== Segment start ==

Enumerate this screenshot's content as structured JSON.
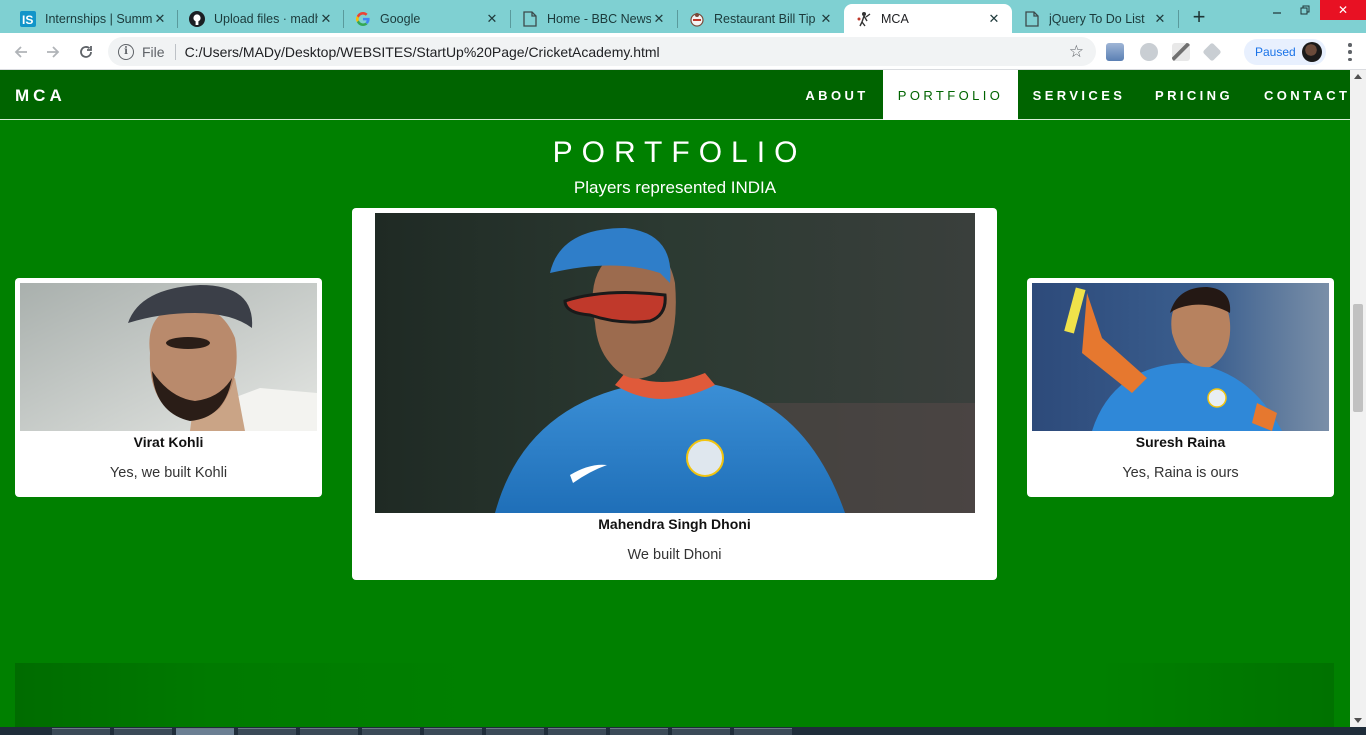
{
  "browser": {
    "tabs": [
      {
        "title": "Internships | Summ",
        "icon": "internshala-icon"
      },
      {
        "title": "Upload files · madh",
        "icon": "github-icon"
      },
      {
        "title": "Google",
        "icon": "google-icon"
      },
      {
        "title": "Home - BBC News",
        "icon": "page-icon"
      },
      {
        "title": "Restaurant Bill Tip C",
        "icon": "restaurant-icon"
      },
      {
        "title": "MCA",
        "icon": "cricket-icon",
        "active": true
      },
      {
        "title": "jQuery To Do List",
        "icon": "page-icon"
      }
    ],
    "address_scheme": "File",
    "address_url": "C:/Users/MADy/Desktop/WEBSITES/StartUp%20Page/CricketAcademy.html",
    "profile_status": "Paused"
  },
  "site": {
    "brand": "MCA",
    "nav": [
      "ABOUT",
      "PORTFOLIO",
      "SERVICES",
      "PRICING",
      "CONTACT"
    ],
    "active_nav": "PORTFOLIO"
  },
  "portfolio": {
    "title": "PORTFOLIO",
    "subtitle": "Players represented INDIA",
    "cards": [
      {
        "name": "Virat Kohli",
        "caption": "Yes, we built Kohli"
      },
      {
        "name": "Mahendra Singh Dhoni",
        "caption": "We built Dhoni"
      },
      {
        "name": "Suresh Raina",
        "caption": "Yes, Raina is ours"
      }
    ]
  },
  "colors": {
    "page_bg": "#008000",
    "navbar_bg": "#006400",
    "tabstrip_bg": "#7fd0d2",
    "card_bg": "#ffffff"
  }
}
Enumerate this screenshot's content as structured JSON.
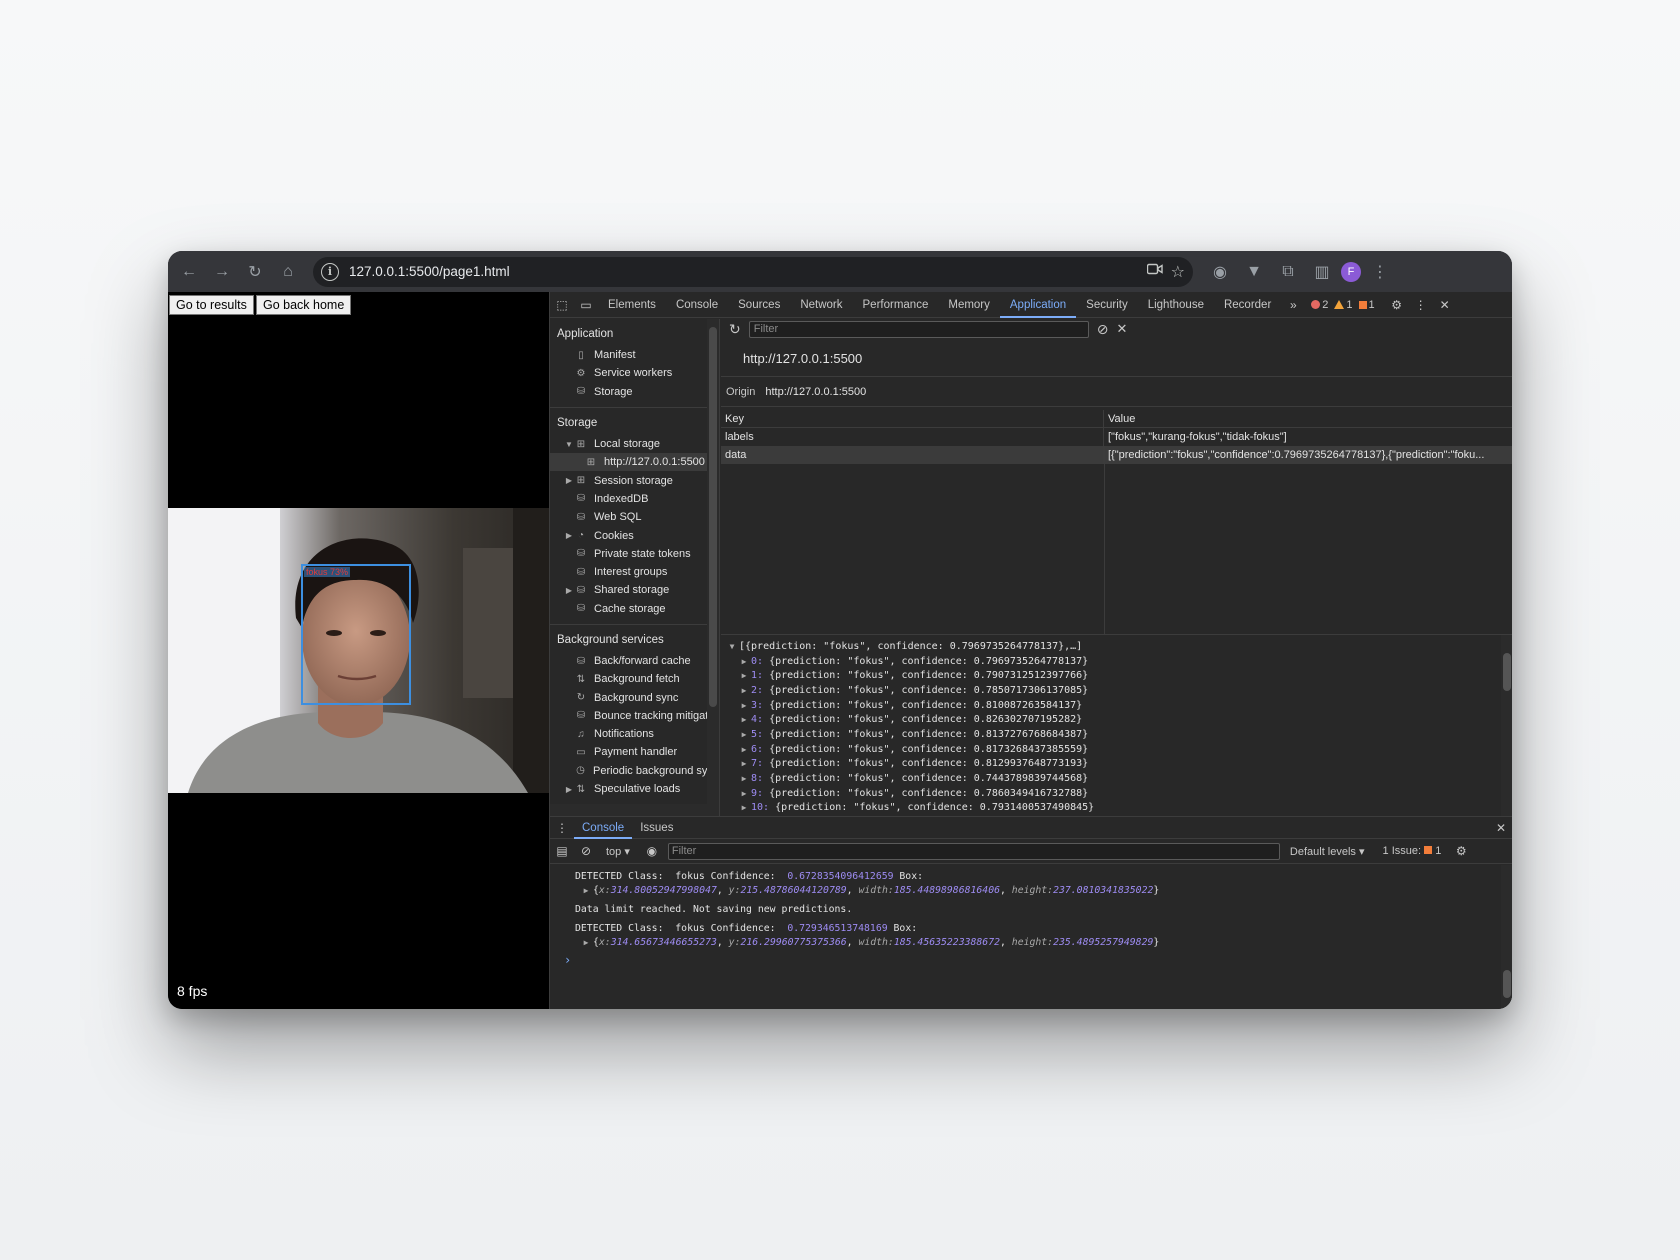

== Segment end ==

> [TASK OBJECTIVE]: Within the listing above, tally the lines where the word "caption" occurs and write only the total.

> [TASK SOLUTION]: 3